"The reality is that trying to minimize, or not disclosing, these things — especially since they are going to be in the National Practitioner Data Bank anyway — seriously hurts the applicant," says Frew.

• The EP should obtain a letter of explanation from an attorney involved in the case.

The letter should give details on the facts involved, witnesses who testified on the EP's behalf, and the financial decision-making that went into the decision to settle.

"This gives an honest, credible explanation that makes the EP look reasonable, even though there was a settlement," says Frew. The attorney's letter is particularly helpful if a jury made a decision to award the plaintiff money, he notes, because "then it is a little harder to convince some people that although they returned a verdict, there was nothing to support it."

• If an error was made that harmed a patient, the EP should specify what actions he or she took to improve professionally, such as additional education or time spent proctoring.

"This is especially important if the EP slipped up when most people wouldn't have," Frew says. The goal is to convince others that the EP is taking responsibility to be sure the mistake doesn't happen again.

"Remember that the person hiring has talked to EPs who have screwed up much worse than you," adds Frew. "If you appear to be conscientious in addressing it, they will generally look at your attributes without necessarily focusing on this claim."

At the same time, cautions Frew, being overly remorseful, angry, or upset by the incident may cause the future employer or credentials committee to question whether the EP will be a strong practitioner under ED stress.

• The EP should avoid placing blame on others.

"The biggest error I see in these situations is attempting to blame somebody else, even if it was their fault and not yours," he says. "The physicians or board reviewing the application will wonder if the EP is prone to putting off errors on other people."

It is not uncommon for EPs to get sued for something a specialist did, for instance. "The specialist may have come in, took over, made a mistake, and everybody who touched the patient got sued," says Frew. "Settlements often don't allocate fault, and make it appear everyone was equally to blame."

In such a case, Frew says the EP should obtain a letter from his or her attorney placing the blame on the responsible parties. "The EP might say, 'I don't feel comfortable criticizing others, but if you'd like to read my attorney's explanation, it's pretty explicit how this occurred,'" he says.

• The EP should be forthcoming with details.

When the EP is asked to provide the specifics of any previous settlement or suit on an application, he or she may just give the name, date, location, and outcome. "This is only going to result in an inquiry for more details," says Frew.

Another reason to give a detailed, frank accounting of what occurred is that once a committee wants to hire the EP or grant privileges, the hospital board will still need to be convinced.

"The board is still the final arbiter of whether or not you are going to get privileges, and you won't be there to answer their questions," says Frew. Medical officers and credentialing committees armed with only sparse details may struggle to explain to the board why they want to hire somebody with a past malpractice suit.
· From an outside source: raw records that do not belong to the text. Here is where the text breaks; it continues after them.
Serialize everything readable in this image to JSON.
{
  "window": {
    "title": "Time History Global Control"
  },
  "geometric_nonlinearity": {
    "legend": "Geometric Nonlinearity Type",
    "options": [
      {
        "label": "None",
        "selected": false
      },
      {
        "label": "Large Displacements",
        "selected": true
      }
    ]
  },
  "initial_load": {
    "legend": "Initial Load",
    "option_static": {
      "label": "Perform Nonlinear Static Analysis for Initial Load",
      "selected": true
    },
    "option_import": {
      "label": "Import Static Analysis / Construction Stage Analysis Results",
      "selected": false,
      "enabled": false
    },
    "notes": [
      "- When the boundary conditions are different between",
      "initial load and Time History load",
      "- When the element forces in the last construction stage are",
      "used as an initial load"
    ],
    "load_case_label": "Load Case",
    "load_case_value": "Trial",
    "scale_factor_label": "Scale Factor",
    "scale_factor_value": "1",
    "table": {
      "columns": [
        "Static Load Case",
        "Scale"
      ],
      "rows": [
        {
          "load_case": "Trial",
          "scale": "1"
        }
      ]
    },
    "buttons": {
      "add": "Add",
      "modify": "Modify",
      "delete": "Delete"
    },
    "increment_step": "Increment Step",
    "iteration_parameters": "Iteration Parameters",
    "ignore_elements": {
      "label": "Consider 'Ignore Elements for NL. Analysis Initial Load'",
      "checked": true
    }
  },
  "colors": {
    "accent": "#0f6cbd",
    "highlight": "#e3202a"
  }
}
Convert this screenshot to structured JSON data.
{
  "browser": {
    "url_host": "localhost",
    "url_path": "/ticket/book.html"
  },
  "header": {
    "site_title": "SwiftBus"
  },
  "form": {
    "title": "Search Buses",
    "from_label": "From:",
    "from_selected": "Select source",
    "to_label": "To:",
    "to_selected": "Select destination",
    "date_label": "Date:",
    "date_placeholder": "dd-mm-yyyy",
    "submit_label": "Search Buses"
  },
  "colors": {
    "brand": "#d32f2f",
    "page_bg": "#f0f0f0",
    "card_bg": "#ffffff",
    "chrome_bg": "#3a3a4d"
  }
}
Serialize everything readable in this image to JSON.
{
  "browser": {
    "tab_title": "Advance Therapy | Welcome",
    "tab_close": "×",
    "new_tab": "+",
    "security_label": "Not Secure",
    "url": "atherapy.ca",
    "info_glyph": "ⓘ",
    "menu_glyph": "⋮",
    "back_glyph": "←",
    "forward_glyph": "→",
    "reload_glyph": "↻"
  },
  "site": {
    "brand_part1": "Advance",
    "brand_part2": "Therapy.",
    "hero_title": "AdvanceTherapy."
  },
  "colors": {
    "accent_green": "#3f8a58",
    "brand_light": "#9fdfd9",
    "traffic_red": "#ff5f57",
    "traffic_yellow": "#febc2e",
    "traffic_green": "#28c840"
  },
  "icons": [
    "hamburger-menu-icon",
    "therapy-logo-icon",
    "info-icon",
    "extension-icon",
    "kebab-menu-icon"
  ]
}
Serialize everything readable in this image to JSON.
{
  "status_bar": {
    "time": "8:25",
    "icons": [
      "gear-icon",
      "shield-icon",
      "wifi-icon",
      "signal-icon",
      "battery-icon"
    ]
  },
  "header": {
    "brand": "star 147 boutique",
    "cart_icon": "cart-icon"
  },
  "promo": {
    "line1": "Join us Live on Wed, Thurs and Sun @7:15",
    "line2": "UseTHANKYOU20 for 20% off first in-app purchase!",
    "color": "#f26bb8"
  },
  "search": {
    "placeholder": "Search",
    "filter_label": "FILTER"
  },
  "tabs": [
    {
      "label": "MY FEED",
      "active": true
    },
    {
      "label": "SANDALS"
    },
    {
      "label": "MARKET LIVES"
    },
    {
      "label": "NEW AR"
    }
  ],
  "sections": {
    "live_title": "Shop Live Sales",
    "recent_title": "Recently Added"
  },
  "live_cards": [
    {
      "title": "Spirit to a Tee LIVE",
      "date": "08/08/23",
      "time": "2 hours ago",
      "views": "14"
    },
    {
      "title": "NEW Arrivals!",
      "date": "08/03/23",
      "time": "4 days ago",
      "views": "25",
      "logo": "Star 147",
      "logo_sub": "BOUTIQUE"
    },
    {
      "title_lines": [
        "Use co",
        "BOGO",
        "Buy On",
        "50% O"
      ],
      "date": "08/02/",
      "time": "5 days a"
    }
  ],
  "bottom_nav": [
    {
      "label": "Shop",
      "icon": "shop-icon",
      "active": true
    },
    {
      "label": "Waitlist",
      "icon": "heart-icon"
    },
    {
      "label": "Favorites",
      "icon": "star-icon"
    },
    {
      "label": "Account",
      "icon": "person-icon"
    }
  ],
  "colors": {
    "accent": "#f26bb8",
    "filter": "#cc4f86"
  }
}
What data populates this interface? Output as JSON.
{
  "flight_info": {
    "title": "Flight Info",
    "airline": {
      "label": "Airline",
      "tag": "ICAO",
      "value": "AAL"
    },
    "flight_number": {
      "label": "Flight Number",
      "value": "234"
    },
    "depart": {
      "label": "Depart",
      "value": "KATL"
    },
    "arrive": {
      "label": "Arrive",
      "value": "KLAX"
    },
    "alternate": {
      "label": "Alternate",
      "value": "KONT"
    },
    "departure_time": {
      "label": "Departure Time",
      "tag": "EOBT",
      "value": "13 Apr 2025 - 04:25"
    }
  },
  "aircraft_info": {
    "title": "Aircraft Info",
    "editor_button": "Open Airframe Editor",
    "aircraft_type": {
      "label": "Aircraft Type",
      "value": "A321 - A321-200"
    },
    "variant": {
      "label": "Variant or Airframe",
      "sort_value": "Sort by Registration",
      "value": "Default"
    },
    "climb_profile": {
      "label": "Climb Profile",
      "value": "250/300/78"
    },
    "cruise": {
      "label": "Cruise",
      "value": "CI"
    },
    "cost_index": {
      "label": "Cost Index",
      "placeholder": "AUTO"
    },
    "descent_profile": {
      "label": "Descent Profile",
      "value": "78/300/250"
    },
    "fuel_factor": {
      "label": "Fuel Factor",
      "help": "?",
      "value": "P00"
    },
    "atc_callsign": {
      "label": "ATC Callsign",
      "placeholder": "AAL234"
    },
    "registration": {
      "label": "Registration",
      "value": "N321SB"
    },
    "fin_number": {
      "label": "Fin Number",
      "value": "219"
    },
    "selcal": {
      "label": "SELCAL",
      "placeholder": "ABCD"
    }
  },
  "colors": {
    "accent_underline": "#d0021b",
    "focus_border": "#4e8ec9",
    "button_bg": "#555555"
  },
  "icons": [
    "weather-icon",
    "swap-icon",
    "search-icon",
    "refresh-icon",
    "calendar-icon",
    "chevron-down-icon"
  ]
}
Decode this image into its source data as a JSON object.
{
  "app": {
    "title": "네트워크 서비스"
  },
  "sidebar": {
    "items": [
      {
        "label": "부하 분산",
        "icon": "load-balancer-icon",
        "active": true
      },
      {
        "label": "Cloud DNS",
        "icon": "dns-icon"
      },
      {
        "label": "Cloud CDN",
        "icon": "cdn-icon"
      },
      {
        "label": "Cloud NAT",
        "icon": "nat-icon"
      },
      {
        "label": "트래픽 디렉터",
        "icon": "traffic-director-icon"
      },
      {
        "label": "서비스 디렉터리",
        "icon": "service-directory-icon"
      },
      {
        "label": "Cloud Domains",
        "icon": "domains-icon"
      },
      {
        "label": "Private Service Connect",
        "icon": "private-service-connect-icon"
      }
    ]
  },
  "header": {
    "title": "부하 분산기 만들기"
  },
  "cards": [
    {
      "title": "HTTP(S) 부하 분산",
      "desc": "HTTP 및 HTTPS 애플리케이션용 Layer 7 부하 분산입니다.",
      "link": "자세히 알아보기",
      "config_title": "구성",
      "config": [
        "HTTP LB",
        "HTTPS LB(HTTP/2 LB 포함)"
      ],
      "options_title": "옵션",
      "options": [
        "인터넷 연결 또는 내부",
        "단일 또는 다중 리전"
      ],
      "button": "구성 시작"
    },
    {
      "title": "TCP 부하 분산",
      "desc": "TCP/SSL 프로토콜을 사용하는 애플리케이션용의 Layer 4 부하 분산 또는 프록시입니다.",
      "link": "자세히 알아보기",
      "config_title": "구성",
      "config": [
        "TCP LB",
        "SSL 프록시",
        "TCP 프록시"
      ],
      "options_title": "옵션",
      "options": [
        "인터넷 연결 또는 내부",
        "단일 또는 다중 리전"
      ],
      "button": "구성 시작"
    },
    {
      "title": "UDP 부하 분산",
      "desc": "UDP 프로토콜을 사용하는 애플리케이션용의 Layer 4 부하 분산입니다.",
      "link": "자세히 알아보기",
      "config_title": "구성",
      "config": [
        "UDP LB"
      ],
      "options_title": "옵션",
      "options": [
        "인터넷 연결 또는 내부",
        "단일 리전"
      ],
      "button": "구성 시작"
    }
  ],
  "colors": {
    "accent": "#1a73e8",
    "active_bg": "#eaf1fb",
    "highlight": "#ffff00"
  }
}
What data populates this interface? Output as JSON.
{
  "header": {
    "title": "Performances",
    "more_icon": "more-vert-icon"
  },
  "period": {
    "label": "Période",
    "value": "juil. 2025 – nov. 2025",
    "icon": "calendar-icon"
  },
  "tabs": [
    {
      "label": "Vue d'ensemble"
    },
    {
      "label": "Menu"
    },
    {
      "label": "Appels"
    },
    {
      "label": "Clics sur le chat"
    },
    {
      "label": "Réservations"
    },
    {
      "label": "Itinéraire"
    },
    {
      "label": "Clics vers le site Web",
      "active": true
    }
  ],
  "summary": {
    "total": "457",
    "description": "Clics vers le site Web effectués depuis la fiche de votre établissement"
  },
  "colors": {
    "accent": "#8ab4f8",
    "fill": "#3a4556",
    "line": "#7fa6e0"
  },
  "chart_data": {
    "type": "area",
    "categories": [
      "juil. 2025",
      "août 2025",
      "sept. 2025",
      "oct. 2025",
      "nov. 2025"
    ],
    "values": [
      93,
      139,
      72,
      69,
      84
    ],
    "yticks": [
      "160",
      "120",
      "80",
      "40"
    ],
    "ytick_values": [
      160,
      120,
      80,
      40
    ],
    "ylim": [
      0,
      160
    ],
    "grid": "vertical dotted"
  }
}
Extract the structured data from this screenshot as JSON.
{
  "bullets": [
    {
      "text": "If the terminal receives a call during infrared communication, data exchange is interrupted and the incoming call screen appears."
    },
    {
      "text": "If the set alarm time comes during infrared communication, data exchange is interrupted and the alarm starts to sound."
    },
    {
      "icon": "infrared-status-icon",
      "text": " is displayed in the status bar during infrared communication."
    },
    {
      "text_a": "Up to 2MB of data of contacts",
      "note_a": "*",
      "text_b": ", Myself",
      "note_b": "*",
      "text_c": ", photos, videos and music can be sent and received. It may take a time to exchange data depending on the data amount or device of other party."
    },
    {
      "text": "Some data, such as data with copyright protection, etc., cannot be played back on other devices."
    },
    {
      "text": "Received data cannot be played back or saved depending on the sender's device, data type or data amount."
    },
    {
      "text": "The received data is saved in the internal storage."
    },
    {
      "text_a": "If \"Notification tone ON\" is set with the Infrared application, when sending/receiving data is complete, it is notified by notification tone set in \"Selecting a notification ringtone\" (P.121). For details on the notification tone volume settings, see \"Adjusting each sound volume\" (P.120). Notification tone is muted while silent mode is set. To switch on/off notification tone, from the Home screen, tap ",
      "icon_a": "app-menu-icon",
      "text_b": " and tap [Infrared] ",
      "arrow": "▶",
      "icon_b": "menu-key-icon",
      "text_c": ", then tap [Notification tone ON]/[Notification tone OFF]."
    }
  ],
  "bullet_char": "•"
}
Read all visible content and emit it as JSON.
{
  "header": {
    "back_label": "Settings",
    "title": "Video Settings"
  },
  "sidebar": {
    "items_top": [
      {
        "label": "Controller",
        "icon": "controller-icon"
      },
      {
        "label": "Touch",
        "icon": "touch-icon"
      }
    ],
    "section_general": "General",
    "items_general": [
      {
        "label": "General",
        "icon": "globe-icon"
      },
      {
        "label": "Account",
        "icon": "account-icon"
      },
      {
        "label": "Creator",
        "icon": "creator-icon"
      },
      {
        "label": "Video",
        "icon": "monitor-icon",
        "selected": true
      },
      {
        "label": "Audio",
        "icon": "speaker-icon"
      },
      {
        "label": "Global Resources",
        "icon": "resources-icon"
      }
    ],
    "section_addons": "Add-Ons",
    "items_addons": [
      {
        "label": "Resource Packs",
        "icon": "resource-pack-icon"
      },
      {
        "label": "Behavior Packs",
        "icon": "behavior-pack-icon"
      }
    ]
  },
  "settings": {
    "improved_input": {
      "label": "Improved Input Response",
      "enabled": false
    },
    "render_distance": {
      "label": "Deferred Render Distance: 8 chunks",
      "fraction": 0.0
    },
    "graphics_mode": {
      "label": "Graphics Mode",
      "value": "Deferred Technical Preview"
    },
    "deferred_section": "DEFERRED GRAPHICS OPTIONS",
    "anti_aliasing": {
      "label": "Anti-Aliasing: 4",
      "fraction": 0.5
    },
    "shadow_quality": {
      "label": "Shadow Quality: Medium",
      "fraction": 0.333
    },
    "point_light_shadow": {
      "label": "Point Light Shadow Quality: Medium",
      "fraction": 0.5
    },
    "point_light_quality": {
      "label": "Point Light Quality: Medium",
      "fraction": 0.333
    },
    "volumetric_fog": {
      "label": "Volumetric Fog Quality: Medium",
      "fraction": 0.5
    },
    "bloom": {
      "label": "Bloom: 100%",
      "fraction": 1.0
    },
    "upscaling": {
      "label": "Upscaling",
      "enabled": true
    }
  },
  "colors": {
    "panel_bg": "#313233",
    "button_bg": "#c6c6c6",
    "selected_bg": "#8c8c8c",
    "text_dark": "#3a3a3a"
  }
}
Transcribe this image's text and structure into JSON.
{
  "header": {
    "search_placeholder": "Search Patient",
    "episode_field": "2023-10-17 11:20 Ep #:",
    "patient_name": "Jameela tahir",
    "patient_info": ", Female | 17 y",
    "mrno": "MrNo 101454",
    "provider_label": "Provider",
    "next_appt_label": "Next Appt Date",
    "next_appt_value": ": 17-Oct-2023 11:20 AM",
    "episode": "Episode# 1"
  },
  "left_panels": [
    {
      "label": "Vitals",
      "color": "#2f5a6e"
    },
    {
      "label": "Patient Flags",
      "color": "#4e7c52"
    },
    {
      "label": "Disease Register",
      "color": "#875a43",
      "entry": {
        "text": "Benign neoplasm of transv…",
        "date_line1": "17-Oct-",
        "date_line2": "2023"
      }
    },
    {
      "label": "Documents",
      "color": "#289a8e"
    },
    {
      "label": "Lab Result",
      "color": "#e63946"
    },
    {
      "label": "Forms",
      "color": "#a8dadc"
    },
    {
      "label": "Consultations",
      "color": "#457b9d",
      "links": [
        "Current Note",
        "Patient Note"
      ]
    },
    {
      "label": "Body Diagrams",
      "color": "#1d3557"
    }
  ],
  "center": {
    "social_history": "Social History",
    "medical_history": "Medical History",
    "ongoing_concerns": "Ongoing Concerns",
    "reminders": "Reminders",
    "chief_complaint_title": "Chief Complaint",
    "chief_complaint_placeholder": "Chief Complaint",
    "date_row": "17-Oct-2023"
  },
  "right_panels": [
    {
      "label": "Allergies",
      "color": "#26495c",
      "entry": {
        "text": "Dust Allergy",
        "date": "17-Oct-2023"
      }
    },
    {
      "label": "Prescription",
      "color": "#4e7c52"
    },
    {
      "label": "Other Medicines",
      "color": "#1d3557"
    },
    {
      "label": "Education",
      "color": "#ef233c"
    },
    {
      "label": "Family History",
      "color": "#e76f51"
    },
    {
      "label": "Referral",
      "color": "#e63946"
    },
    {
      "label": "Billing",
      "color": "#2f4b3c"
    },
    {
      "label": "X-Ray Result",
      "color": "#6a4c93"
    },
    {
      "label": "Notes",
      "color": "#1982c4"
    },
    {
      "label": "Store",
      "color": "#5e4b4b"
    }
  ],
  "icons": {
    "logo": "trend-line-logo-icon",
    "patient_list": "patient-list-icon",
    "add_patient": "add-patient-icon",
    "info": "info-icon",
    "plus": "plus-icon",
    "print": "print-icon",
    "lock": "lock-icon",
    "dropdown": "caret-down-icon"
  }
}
"By giving them the ammunition to defend you, they will often be an advocate," he adds. "But if you leave them to guess about what happened, they will have doubts of their own."

Some physicians on the credentialing board will have had their own experiences with malpractice allegations, notes Frew, and will be looking for signs that the EP has come out of it stronger and wiser. "If the EP can discuss an incident openly, frankly, and credibly, I have not seen most issues like this be a problem," he says.